As I walked around campus, the election results were all I heard people talking about. A group of friends who were walking in front of me started swearing profusely about it. I had half a mind to stop them, press record on my phone and ask for an interview, but I decided against it. When I did find people to interview, they almost always groaned when I said my topic was the U.S. election.

I kept interviewing, kept writing, and eventually submitted my story. Then, I collapsed on my couch, opened YouTube and typed in the words that I still couldn’t wrap my mind around: “Hillary Clinton concession speech”. I watched it, and it was only then, almost 12 hours after I heard the screaming, that the reality of the situation came crashing down on me.

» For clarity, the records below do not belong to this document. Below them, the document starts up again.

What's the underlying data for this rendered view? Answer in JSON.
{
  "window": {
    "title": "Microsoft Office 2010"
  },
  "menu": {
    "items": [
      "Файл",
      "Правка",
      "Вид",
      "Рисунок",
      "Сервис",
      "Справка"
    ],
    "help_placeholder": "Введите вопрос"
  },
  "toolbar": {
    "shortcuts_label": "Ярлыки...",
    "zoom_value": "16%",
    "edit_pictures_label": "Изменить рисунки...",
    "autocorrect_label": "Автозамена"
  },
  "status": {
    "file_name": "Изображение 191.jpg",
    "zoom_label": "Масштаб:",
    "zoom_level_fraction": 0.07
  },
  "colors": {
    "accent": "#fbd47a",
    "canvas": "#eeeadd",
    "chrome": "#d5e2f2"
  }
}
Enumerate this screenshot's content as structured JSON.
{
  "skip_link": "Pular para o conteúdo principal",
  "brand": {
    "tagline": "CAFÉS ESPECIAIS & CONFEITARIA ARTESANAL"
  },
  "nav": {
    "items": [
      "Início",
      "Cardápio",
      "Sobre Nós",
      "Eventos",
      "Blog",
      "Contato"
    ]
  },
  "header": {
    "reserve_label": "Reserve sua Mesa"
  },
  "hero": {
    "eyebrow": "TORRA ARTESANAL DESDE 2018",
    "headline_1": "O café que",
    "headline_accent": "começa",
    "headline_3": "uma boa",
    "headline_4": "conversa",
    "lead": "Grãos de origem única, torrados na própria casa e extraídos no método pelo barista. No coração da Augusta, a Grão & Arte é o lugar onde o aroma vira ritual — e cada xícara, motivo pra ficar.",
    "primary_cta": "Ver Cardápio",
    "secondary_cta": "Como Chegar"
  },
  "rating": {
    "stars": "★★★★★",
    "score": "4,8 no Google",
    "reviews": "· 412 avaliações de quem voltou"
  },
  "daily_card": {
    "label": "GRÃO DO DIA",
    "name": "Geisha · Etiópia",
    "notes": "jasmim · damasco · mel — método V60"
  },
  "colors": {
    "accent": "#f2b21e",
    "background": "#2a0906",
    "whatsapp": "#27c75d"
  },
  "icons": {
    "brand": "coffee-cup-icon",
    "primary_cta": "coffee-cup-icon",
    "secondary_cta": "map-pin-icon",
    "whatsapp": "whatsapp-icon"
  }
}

It was then that I understood the true meaning of Michelle Obama’s “When they go low, we go high” quote from the Democratic National Convention in July. As I watched Hillary elegantly concede the dream of being the first woman President of the United States to a man who ran a campaign based around racism, sexism, xenophobia, homophobia, hate… it was then that I cried.

I cried, and then I grabbed some tissues, and wiped away my raccoon eyes. I looked at my reflection in the mirror and promised myself that I was going to keep fighting for what I believe in, and supporting others who are doing the same. I reminded myself that losing the election did not have to mean losing hope. I thought of Pantsuit Nation, the secret Facebook group that Hillary mentioned in her speech, and I thought about all of the other women and men across the world who were feeling the same way as me.

In her concession speech, Hillary said that nothing has made her prouder than to be the champion of the young women who put their faith in her. Although I’m Canadian, and couldn’t have voted in the election, nothing has made me prouder than to watch Hillary Clinton fight for what she believes in, and to watch the positivity and hope that she continues to inspire in others.